**WHAT TO DO**
Repeat the material exactly, every line of it.

:: EXERCISE INPUT

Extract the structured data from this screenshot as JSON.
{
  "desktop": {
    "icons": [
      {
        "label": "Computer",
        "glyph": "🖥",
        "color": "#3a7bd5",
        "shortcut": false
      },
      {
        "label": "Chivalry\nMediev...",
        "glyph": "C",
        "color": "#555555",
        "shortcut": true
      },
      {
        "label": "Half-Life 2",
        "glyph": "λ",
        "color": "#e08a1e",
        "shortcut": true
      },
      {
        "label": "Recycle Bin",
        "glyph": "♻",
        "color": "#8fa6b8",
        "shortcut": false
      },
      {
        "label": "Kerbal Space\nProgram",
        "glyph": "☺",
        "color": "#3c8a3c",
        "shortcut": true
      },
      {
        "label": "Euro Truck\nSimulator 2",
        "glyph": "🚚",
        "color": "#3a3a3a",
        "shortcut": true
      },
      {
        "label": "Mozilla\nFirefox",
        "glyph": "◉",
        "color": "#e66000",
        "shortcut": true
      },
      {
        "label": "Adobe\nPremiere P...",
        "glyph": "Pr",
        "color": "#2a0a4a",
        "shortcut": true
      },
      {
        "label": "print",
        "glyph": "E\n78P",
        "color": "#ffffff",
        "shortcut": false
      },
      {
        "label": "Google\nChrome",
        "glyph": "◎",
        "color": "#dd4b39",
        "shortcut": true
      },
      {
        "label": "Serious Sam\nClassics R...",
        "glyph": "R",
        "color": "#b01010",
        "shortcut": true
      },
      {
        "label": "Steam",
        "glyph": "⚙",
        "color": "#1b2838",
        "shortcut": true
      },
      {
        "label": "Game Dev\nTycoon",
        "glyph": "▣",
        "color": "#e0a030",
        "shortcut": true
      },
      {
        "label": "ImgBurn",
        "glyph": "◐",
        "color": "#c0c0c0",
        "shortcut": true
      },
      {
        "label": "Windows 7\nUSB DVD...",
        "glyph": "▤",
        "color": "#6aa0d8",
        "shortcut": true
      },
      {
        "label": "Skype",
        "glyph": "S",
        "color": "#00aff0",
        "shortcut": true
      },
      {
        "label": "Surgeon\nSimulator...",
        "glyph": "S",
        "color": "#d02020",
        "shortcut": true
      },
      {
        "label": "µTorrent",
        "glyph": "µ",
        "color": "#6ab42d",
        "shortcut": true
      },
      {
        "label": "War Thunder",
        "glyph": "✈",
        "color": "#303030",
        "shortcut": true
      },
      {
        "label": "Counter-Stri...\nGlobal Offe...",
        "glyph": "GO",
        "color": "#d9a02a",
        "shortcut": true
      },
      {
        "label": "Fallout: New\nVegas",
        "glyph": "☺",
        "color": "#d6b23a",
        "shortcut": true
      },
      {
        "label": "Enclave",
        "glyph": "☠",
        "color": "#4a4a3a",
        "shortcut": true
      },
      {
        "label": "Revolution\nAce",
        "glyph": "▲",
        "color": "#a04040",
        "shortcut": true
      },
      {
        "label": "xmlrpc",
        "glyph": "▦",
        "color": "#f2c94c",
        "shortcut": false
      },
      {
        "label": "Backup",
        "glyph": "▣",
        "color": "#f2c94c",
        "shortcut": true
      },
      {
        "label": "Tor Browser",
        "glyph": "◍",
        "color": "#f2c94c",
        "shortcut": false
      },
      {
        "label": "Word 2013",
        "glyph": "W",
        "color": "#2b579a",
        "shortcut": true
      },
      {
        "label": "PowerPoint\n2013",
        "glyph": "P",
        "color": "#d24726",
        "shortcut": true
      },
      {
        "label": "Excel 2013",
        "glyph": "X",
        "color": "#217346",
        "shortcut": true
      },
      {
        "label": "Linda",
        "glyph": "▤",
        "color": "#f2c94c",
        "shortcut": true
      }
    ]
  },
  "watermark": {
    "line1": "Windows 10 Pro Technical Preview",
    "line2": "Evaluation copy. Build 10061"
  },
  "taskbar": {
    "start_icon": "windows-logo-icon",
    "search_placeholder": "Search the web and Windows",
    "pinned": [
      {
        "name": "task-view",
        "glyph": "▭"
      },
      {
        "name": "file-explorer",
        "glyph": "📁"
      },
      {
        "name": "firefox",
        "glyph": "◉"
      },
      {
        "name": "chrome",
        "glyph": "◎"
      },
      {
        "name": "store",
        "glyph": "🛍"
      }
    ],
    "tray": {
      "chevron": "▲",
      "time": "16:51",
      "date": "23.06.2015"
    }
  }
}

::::

**RESULT OF THE TASK**
Extract the structured data from this screenshot as JSON.
{
  "desktop": {
    "icons": [
      {
        "label": "Computer",
        "glyph": "🖥",
        "color": "#3a7bd5",
        "shortcut": false
      },
      {
        "label": "Chivalry\nMediev...",
        "glyph": "C",
        "color": "#555555",
        "shortcut": true
      },
      {
        "label": "Half-Life 2",
        "glyph": "λ",
        "color": "#e08a1e",
        "shortcut": true
      },
      {
        "label": "Recycle Bin",
        "glyph": "♻",
        "color": "#8fa6b8",
        "shortcut": false
      },
      {
        "label": "Kerbal Space\nProgram",
        "glyph": "☺",
        "color": "#3c8a3c",
        "shortcut": true
      },
      {
        "label": "Euro Truck\nSimulator 2",
        "glyph": "🚚",
        "color": "#3a3a3a",
        "shortcut": true
      },
      {
        "label": "Mozilla\nFirefox",
        "glyph": "◉",
        "color": "#e66000",
        "shortcut": true
      },
      {
        "label": "Adobe\nPremiere P...",
        "glyph": "Pr",
        "color": "#2a0a4a",
        "shortcut": true
      },
      {
        "label": "print",
        "glyph": "E\n78P",
        "color": "#ffffff",
        "shortcut": false
      },
      {
        "label": "Google\nChrome",
        "glyph": "◎",
        "color": "#dd4b39",
        "shortcut": true
      },
      {
        "label": "Serious Sam\nClassics R...",
        "glyph": "R",
        "color": "#b01010",
        "shortcut": true
      },
      {
        "label": "Steam",
        "glyph": "⚙",
        "color": "#1b2838",
        "shortcut": true
      },
      {
        "label": "Game Dev\nTycoon",
        "glyph": "▣",
        "color": "#e0a030",
        "shortcut": true
      },
      {
        "label": "ImgBurn",
        "glyph": "◐",
        "color": "#c0c0c0",
        "shortcut": true
      },
      {
        "label": "Windows 7\nUSB DVD...",
        "glyph": "▤",
        "color": "#6aa0d8",
        "shortcut": true
      },
      {
        "label": "Skype",
        "glyph": "S",
        "color": "#00aff0",
        "shortcut": true
      },
      {
        "label": "Surgeon\nSimulator...",
        "glyph": "S",
        "color": "#d02020",
        "shortcut": true
      },
      {
        "label": "µTorrent",
        "glyph": "µ",
        "color": "#6ab42d",
        "shortcut": true
      },
      {
        "label": "War Thunder",
        "glyph": "✈",
        "color": "#303030",
        "shortcut": true
      },
      {
        "label": "Counter-Stri...\nGlobal Offe...",
        "glyph": "GO",
        "color": "#d9a02a",
        "shortcut": true
      },
      {
        "label": "Fallout: New\nVegas",
        "glyph": "☺",
        "color": "#d6b23a",
        "shortcut": true
      },
      {
        "label": "Enclave",
        "glyph": "☠",
        "color": "#4a4a3a",
        "shortcut": true
      },
      {
        "label": "Revolution\nAce",
        "glyph": "▲",
        "color": "#a04040",
        "shortcut": true
      },
      {
        "label": "xmlrpc",
        "glyph": "▦",
        "color": "#f2c94c",
        "shortcut": false
      },
      {
        "label": "Backup",
        "glyph": "▣",
        "color": "#f2c94c",
        "shortcut": true
      },
      {
        "label": "Tor Browser",
        "glyph": "◍",
        "color": "#f2c94c",
        "shortcut": false
      },
      {
        "label": "Word 2013",
        "glyph": "W",
        "color": "#2b579a",
        "shortcut": true
      },
      {
        "label": "PowerPoint\n2013",
        "glyph": "P",
        "color": "#d24726",
        "shortcut": true
      },
      {
        "label": "Excel 2013",
        "glyph": "X",
        "color": "#217346",
        "shortcut": true
      },
      {
        "label": "Linda",
        "glyph": "▤",
        "color": "#f2c94c",
        "shortcut": true
      }
    ]
  },
  "watermark": {
    "line1": "Windows 10 Pro Technical Preview",
    "line2": "Evaluation copy. Build 10061"
  },
  "taskbar": {
    "start_icon": "windows-logo-icon",
    "search_placeholder": "Search the web and Windows",
    "pinned": [
      {
        "name": "task-view",
        "glyph": "▭"
      },
      {
        "name": "file-explorer",
        "glyph": "📁"
      },
      {
        "name": "firefox",
        "glyph": "◉"
      },
      {
        "name": "chrome",
        "glyph": "◎"
      },
      {
        "name": "store",
        "glyph": "🛍"
      }
    ],
    "tray": {
      "chevron": "▲",
      "time": "16:51",
      "date": "23.06.2015"
    }
  }
}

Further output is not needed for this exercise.